[Start of section]
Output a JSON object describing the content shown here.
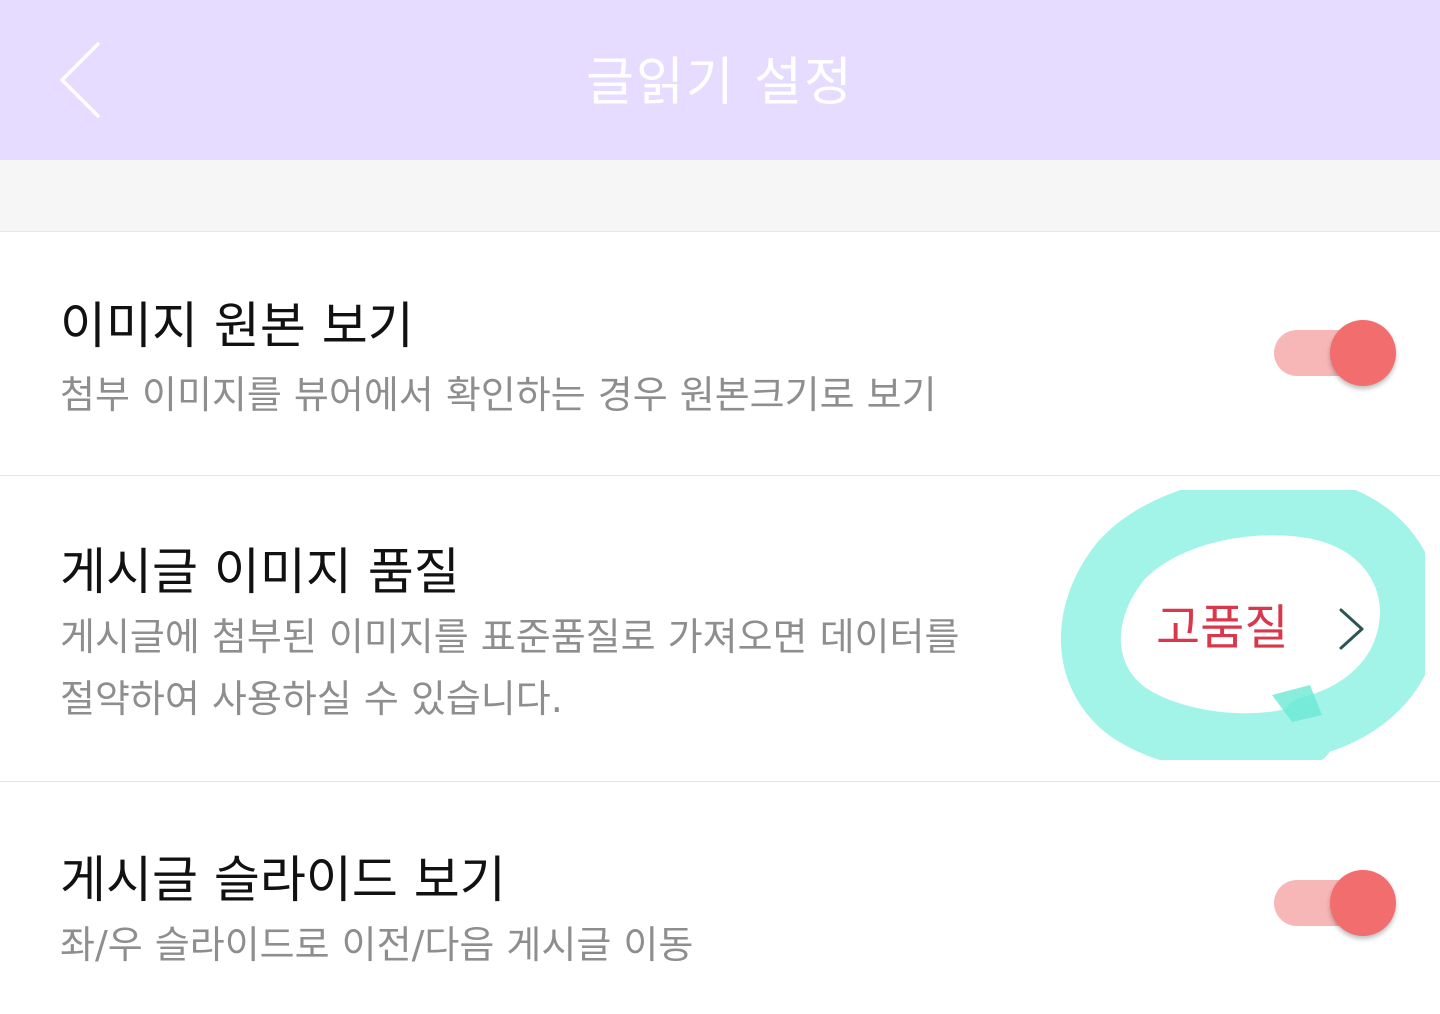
{
  "header": {
    "title": "글읽기 설정",
    "back_icon": "chevron-left-icon",
    "background_color": "#e5dcff"
  },
  "settings": [
    {
      "title": "이미지 원본 보기",
      "description_lines": [
        "첨부 이미지를 뷰어에서 확인하는 경우 원본크기로 보기"
      ],
      "control": "toggle",
      "enabled": true
    },
    {
      "title": "게시글 이미지 품질",
      "description_lines": [
        "게시글에 첨부된 이미지를 표준품질로 가져오면 데이터를",
        "절약하여 사용하실 수 있습니다."
      ],
      "control": "selector",
      "value": "고품질",
      "value_icon": "chevron-right-icon"
    },
    {
      "title": "게시글 슬라이드 보기",
      "description_lines": [
        "좌/우 슬라이드로 이전/다음 게시글 이동"
      ],
      "control": "toggle",
      "enabled": true
    }
  ],
  "colors": {
    "toggle_track": "#f7b7b6",
    "toggle_knob": "#f26e6e",
    "selected_value": "#d9384c",
    "highlight_marker": "#a3f4e8"
  }
}
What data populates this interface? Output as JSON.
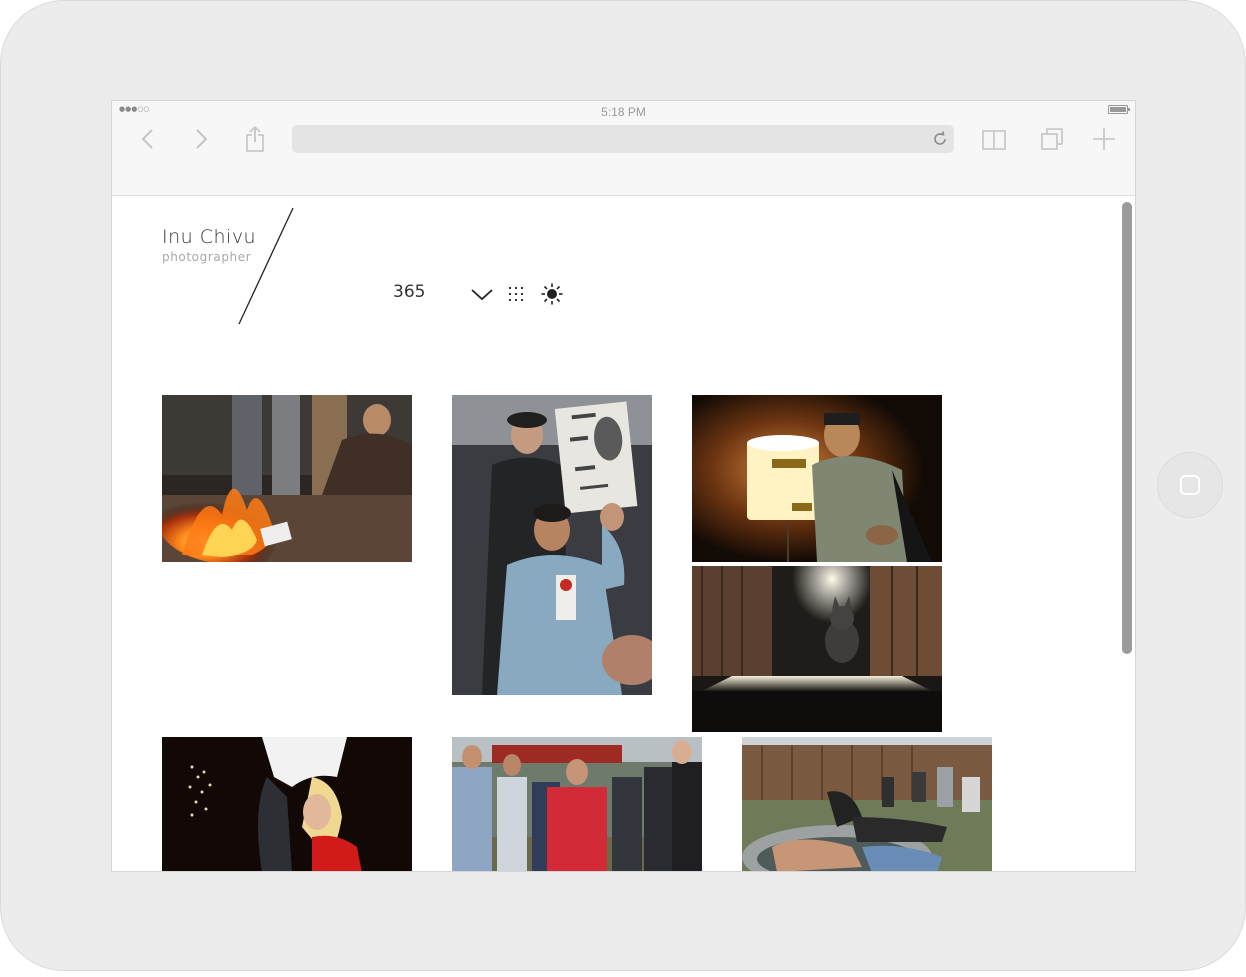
{
  "device": {
    "home_button_icon": "home-square-icon"
  },
  "status_bar": {
    "signal": "●●●○○",
    "time": "5:18 PM",
    "battery_icon": "battery-icon"
  },
  "browser": {
    "back_icon": "chevron-left-icon",
    "forward_icon": "chevron-right-icon",
    "share_icon": "share-icon",
    "url": "",
    "url_placeholder": "",
    "reload_icon": "reload-icon",
    "bookmarks_icon": "book-icon",
    "tabs_icon": "tabs-icon",
    "new_tab_icon": "plus-icon"
  },
  "site": {
    "title": "Inu Chivu",
    "subtitle": "photographer",
    "nav": {
      "item_365": "365",
      "dropdown_icon": "chevron-down-icon",
      "grid_icon": "grid-dots-icon",
      "theme_icon": "sun-icon"
    }
  },
  "gallery": [
    {
      "name": "photo-bonfire",
      "subject": "bonfire"
    },
    {
      "name": "photo-protest-sign",
      "subject": "protest sign"
    },
    {
      "name": "photo-peace-lantern",
      "subject": "peace lantern"
    },
    {
      "name": "photo-kitten-doorway",
      "subject": "kitten in doorway"
    },
    {
      "name": "photo-dancer",
      "subject": "dancer"
    },
    {
      "name": "photo-crowd",
      "subject": "crowd"
    },
    {
      "name": "photo-pool-party",
      "subject": "pool party"
    }
  ],
  "colors": {
    "device": "#ececec",
    "chrome": "#f7f7f7",
    "scrollbar": "#9b9b9b"
  }
}
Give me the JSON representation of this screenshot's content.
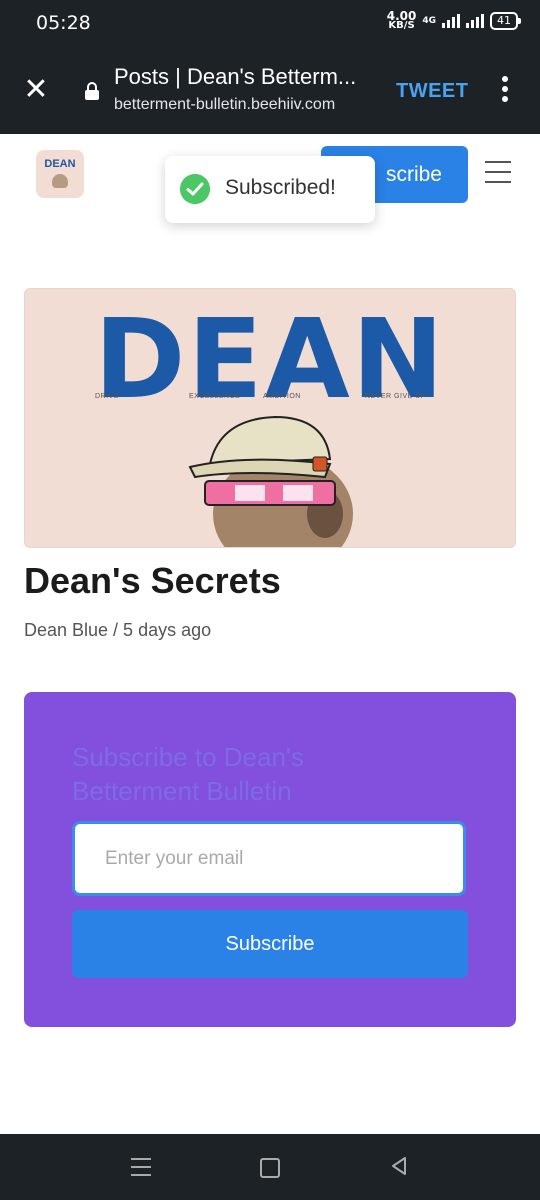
{
  "status_bar": {
    "time": "05:28",
    "speed_value": "4.00",
    "speed_unit": "KB/S",
    "network": "4G",
    "battery": "41"
  },
  "browser": {
    "page_title": "Posts | Dean's Betterm...",
    "domain": "betterment-bulletin.beehiiv.com",
    "tweet_label": "TWEET",
    "icons": {
      "close": "close-icon",
      "lock": "lock-icon",
      "menu": "more-vert-icon"
    }
  },
  "site": {
    "logo_text": "DEAN",
    "subscribe_label": "Subscribe",
    "subscribe_visible": "scribe"
  },
  "toast": {
    "message": "Subscribed!"
  },
  "hero": {
    "title": "DEAN",
    "words": [
      "DRIVE",
      "EXCELLENCE",
      "AMBITION",
      "NEVER GIVE UP"
    ]
  },
  "post": {
    "title": "Dean's Secrets",
    "meta": "Dean Blue / 5 days ago"
  },
  "subscribe_card": {
    "heading": "Subscribe to Dean's Betterment Bulletin",
    "email_placeholder": "Enter your email",
    "email_value": "",
    "button_label": "Subscribe",
    "background_color": "#8250dd"
  },
  "colors": {
    "accent": "#2a82e6",
    "brand_blue": "#1c5aa8",
    "success": "#4cc765",
    "system_bar": "#1d2227"
  },
  "nav_bar": {
    "icons": [
      "menu-icon",
      "home-icon",
      "back-icon"
    ]
  }
}
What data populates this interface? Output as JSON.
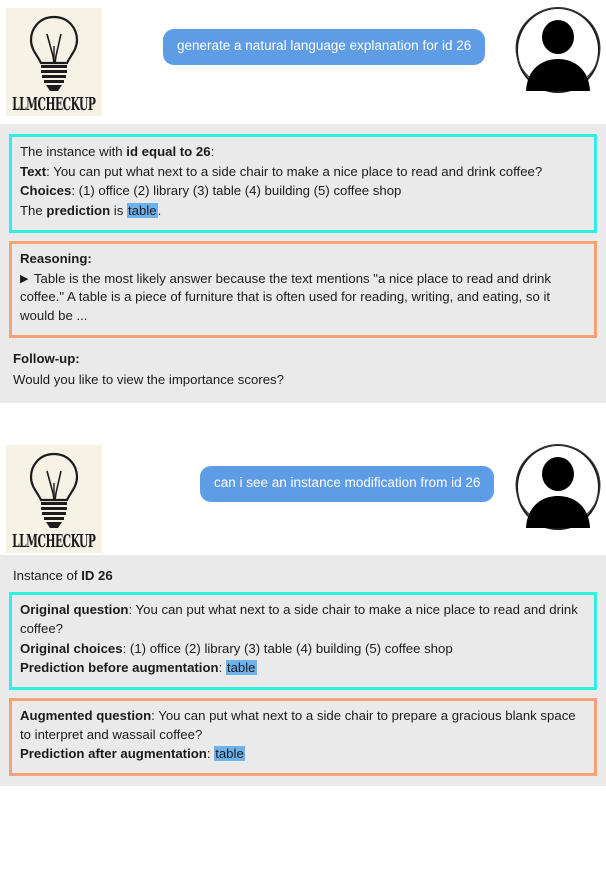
{
  "app": {
    "logo_word": "LLMCHECKUP",
    "logo_icon": "lightbulb-icon",
    "avatar_icon": "user-avatar-icon",
    "accent_blue": "#5e9ce6",
    "accent_cyan": "#2ef2e0",
    "accent_orange": "#f7a177",
    "highlight_blue": "#6cb3ee",
    "panel_gray": "#eaeaea",
    "logo_bg": "#f6f2e6"
  },
  "turns": [
    {
      "user_message": "generate a natural language explanation for id 26",
      "instance_box": {
        "l1_prefix": "The instance with ",
        "l1_bold": "id equal to 26",
        "l1_suffix": ":",
        "l2_label": "Text",
        "l2_text": ": You can put what next to a side chair to make a nice place to read and drink coffee?",
        "l3_label": "Choices",
        "l3_text": ": (1) office (2) library (3) table (4) building (5) coffee shop",
        "l4_prefix": "The ",
        "l4_bold": "prediction",
        "l4_mid": " is ",
        "l4_highlight": "table",
        "l4_suffix": "."
      },
      "reasoning_box": {
        "heading": "Reasoning:",
        "bullet": "▶",
        "text": "Table is the most likely answer because the text mentions \"a nice place to read and drink coffee.\" A table is a piece of furniture that is often used for reading, writing, and eating, so it would be ..."
      },
      "followup": {
        "heading": "Follow-up:",
        "text": "Would you like to view the importance scores?"
      }
    },
    {
      "user_message": "can i see an instance modification from id 26",
      "instance_title_prefix": "Instance of ",
      "instance_title_bold": "ID 26",
      "original_box": {
        "l1_label": "Original question",
        "l1_text": ": You can put what next to a side chair to make a nice place to read and drink coffee?",
        "l2_label": "Original choices",
        "l2_text": ": (1) office (2) library (3) table (4) building (5) coffee shop",
        "l3_label": "Prediction before augmentation",
        "l3_mid": ": ",
        "l3_highlight": "table"
      },
      "augmented_box": {
        "l1_label": "Augmented question",
        "l1_text": ": You can put what next to a side chair to prepare a gracious blank space to interpret and wassail coffee?",
        "l2_label": "Prediction after augmentation",
        "l2_mid": ": ",
        "l2_highlight": "table"
      }
    }
  ]
}
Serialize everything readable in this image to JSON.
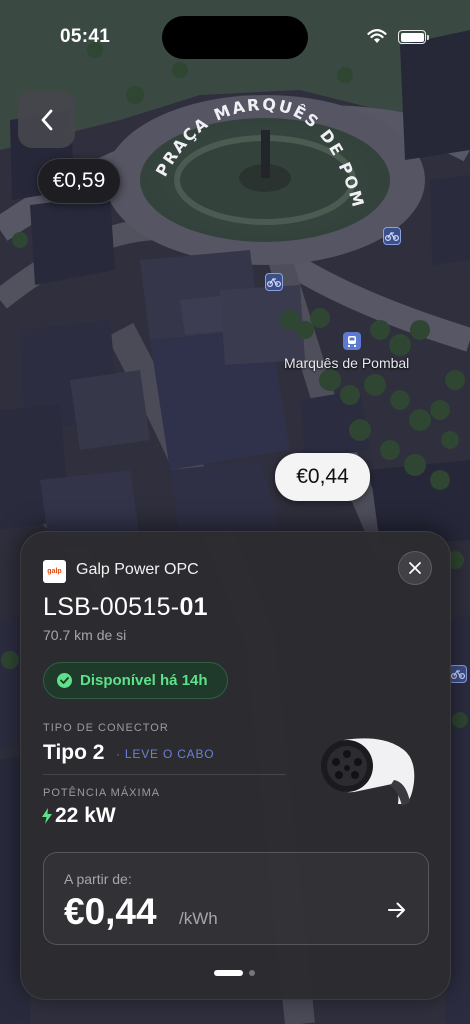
{
  "status_bar": {
    "time": "05:41"
  },
  "map": {
    "square_name": "PRAÇA MARQUÊS DE POMBAL",
    "place_label": "Marquês de Pombal",
    "pins": [
      {
        "price": "€0,59",
        "selected": false
      },
      {
        "price": "€0,44",
        "selected": true
      }
    ]
  },
  "card": {
    "operator": "Galp Power OPC",
    "logo_text": "galp",
    "station_id_prefix": "LSB-00515-",
    "station_id_suffix": "01",
    "distance": "70.7 km de si",
    "availability": "Disponível há 14h",
    "connector_label": "TIPO DE CONECTOR",
    "connector_type": "Tipo 2",
    "connector_note": "· LEVE O CABO",
    "power_label": "POTÊNCIA MÁXIMA",
    "power_value": "22 kW",
    "price_from_label": "A partir de:",
    "price": "€0,44",
    "price_unit": "/kWh",
    "pager": {
      "pages": 2,
      "current": 1
    }
  },
  "colors": {
    "available_green": "#5fe08a",
    "accent_blue": "#6b7fd8",
    "card_bg": "#2c2c30",
    "brand_orange": "#e8490f"
  }
}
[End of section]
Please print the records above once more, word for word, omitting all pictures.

**Solution to this task**
Output a JSON object describing the content shown here.
{
  "header": {
    "title": "글읽기 설정",
    "back_icon": "chevron-left-icon",
    "background_color": "#e5dcff"
  },
  "settings": [
    {
      "title": "이미지 원본 보기",
      "description_lines": [
        "첨부 이미지를 뷰어에서 확인하는 경우 원본크기로 보기"
      ],
      "control": "toggle",
      "enabled": true
    },
    {
      "title": "게시글 이미지 품질",
      "description_lines": [
        "게시글에 첨부된 이미지를 표준품질로 가져오면 데이터를",
        "절약하여 사용하실 수 있습니다."
      ],
      "control": "selector",
      "value": "고품질",
      "value_icon": "chevron-right-icon"
    },
    {
      "title": "게시글 슬라이드 보기",
      "description_lines": [
        "좌/우 슬라이드로 이전/다음 게시글 이동"
      ],
      "control": "toggle",
      "enabled": true
    }
  ],
  "colors": {
    "toggle_track": "#f7b7b6",
    "toggle_knob": "#f26e6e",
    "selected_value": "#d9384c",
    "highlight_marker": "#a3f4e8"
  }
}
What data populates this interface? Output as JSON.
{
  "device": {
    "home_button_icon": "home-square-icon"
  },
  "status_bar": {
    "signal": "●●●○○",
    "time": "5:18 PM",
    "battery_icon": "battery-icon"
  },
  "browser": {
    "back_icon": "chevron-left-icon",
    "forward_icon": "chevron-right-icon",
    "share_icon": "share-icon",
    "url": "",
    "url_placeholder": "",
    "reload_icon": "reload-icon",
    "bookmarks_icon": "book-icon",
    "tabs_icon": "tabs-icon",
    "new_tab_icon": "plus-icon"
  },
  "site": {
    "title": "Inu Chivu",
    "subtitle": "photographer",
    "nav": {
      "item_365": "365",
      "dropdown_icon": "chevron-down-icon",
      "grid_icon": "grid-dots-icon",
      "theme_icon": "sun-icon"
    }
  },
  "gallery": [
    {
      "name": "photo-bonfire",
      "subject": "bonfire"
    },
    {
      "name": "photo-protest-sign",
      "subject": "protest sign"
    },
    {
      "name": "photo-peace-lantern",
      "subject": "peace lantern"
    },
    {
      "name": "photo-kitten-doorway",
      "subject": "kitten in doorway"
    },
    {
      "name": "photo-dancer",
      "subject": "dancer"
    },
    {
      "name": "photo-crowd",
      "subject": "crowd"
    },
    {
      "name": "photo-pool-party",
      "subject": "pool party"
    }
  ],
  "colors": {
    "device": "#ececec",
    "chrome": "#f7f7f7",
    "scrollbar": "#9b9b9b"
  }
}
Give me the JSON representation of this screenshot's content.
{
  "status_bar": {
    "time": "05:28",
    "speed_value": "4.00",
    "speed_unit": "KB/S",
    "network": "4G",
    "battery": "41"
  },
  "browser": {
    "page_title": "Posts | Dean's Betterm...",
    "domain": "betterment-bulletin.beehiiv.com",
    "tweet_label": "TWEET",
    "icons": {
      "close": "close-icon",
      "lock": "lock-icon",
      "menu": "more-vert-icon"
    }
  },
  "site": {
    "logo_text": "DEAN",
    "subscribe_label": "Subscribe",
    "subscribe_visible": "scribe"
  },
  "toast": {
    "message": "Subscribed!"
  },
  "hero": {
    "title": "DEAN",
    "words": [
      "DRIVE",
      "EXCELLENCE",
      "AMBITION",
      "NEVER GIVE UP"
    ]
  },
  "post": {
    "title": "Dean's Secrets",
    "meta": "Dean Blue / 5 days ago"
  },
  "subscribe_card": {
    "heading": "Subscribe to Dean's Betterment Bulletin",
    "email_placeholder": "Enter your email",
    "email_value": "",
    "button_label": "Subscribe",
    "background_color": "#8250dd"
  },
  "colors": {
    "accent": "#2a82e6",
    "brand_blue": "#1c5aa8",
    "success": "#4cc765",
    "system_bar": "#1d2227"
  },
  "nav_bar": {
    "icons": [
      "menu-icon",
      "home-icon",
      "back-icon"
    ]
  }
}
What data populates this interface? Output as JSON.
{
  "app": {
    "logo_word": "LLMCHECKUP",
    "logo_icon": "lightbulb-icon",
    "avatar_icon": "user-avatar-icon",
    "accent_blue": "#5e9ce6",
    "accent_cyan": "#2ef2e0",
    "accent_orange": "#f7a177",
    "highlight_blue": "#6cb3ee",
    "panel_gray": "#eaeaea",
    "logo_bg": "#f6f2e6"
  },
  "turns": [
    {
      "user_message": "generate a natural language explanation for id 26",
      "instance_box": {
        "l1_prefix": "The instance with ",
        "l1_bold": "id equal to 26",
        "l1_suffix": ":",
        "l2_label": "Text",
        "l2_text": ": You can put what next to a side chair to make a nice place to read and drink coffee?",
        "l3_label": "Choices",
        "l3_text": ": (1) office (2) library (3) table (4) building (5) coffee shop",
        "l4_prefix": "The ",
        "l4_bold": "prediction",
        "l4_mid": " is ",
        "l4_highlight": "table",
        "l4_suffix": "."
      },
      "reasoning_box": {
        "heading": "Reasoning:",
        "bullet": "▶",
        "text": "Table is the most likely answer because the text mentions \"a nice place to read and drink coffee.\" A table is a piece of furniture that is often used for reading, writing, and eating, so it would be ..."
      },
      "followup": {
        "heading": "Follow-up:",
        "text": "Would you like to view the importance scores?"
      }
    },
    {
      "user_message": "can i see an instance modification from id 26",
      "instance_title_prefix": "Instance of ",
      "instance_title_bold": "ID 26",
      "original_box": {
        "l1_label": "Original question",
        "l1_text": ": You can put what next to a side chair to make a nice place to read and drink coffee?",
        "l2_label": "Original choices",
        "l2_text": ": (1) office (2) library (3) table (4) building (5) coffee shop",
        "l3_label": "Prediction before augmentation",
        "l3_mid": ": ",
        "l3_highlight": "table"
      },
      "augmented_box": {
        "l1_label": "Augmented question",
        "l1_text": ": You can put what next to a side chair to prepare a gracious blank space to interpret and wassail coffee?",
        "l2_label": "Prediction after augmentation",
        "l2_mid": ": ",
        "l2_highlight": "table"
      }
    }
  ]
}
Serialize everything readable in this image to JSON.
{
  "status_bar": {
    "time": "05:41"
  },
  "map": {
    "square_name": "PRAÇA MARQUÊS DE POMBAL",
    "place_label": "Marquês de Pombal",
    "pins": [
      {
        "price": "€0,59",
        "selected": false
      },
      {
        "price": "€0,44",
        "selected": true
      }
    ]
  },
  "card": {
    "operator": "Galp Power OPC",
    "logo_text": "galp",
    "station_id_prefix": "LSB-00515-",
    "station_id_suffix": "01",
    "distance": "70.7 km de si",
    "availability": "Disponível há 14h",
    "connector_label": "TIPO DE CONECTOR",
    "connector_type": "Tipo 2",
    "connector_note": "· LEVE O CABO",
    "power_label": "POTÊNCIA MÁXIMA",
    "power_value": "22 kW",
    "price_from_label": "A partir de:",
    "price": "€0,44",
    "price_unit": "/kWh",
    "pager": {
      "pages": 2,
      "current": 1
    }
  },
  "colors": {
    "available_green": "#5fe08a",
    "accent_blue": "#6b7fd8",
    "card_bg": "#2c2c30",
    "brand_orange": "#e8490f"
  }
}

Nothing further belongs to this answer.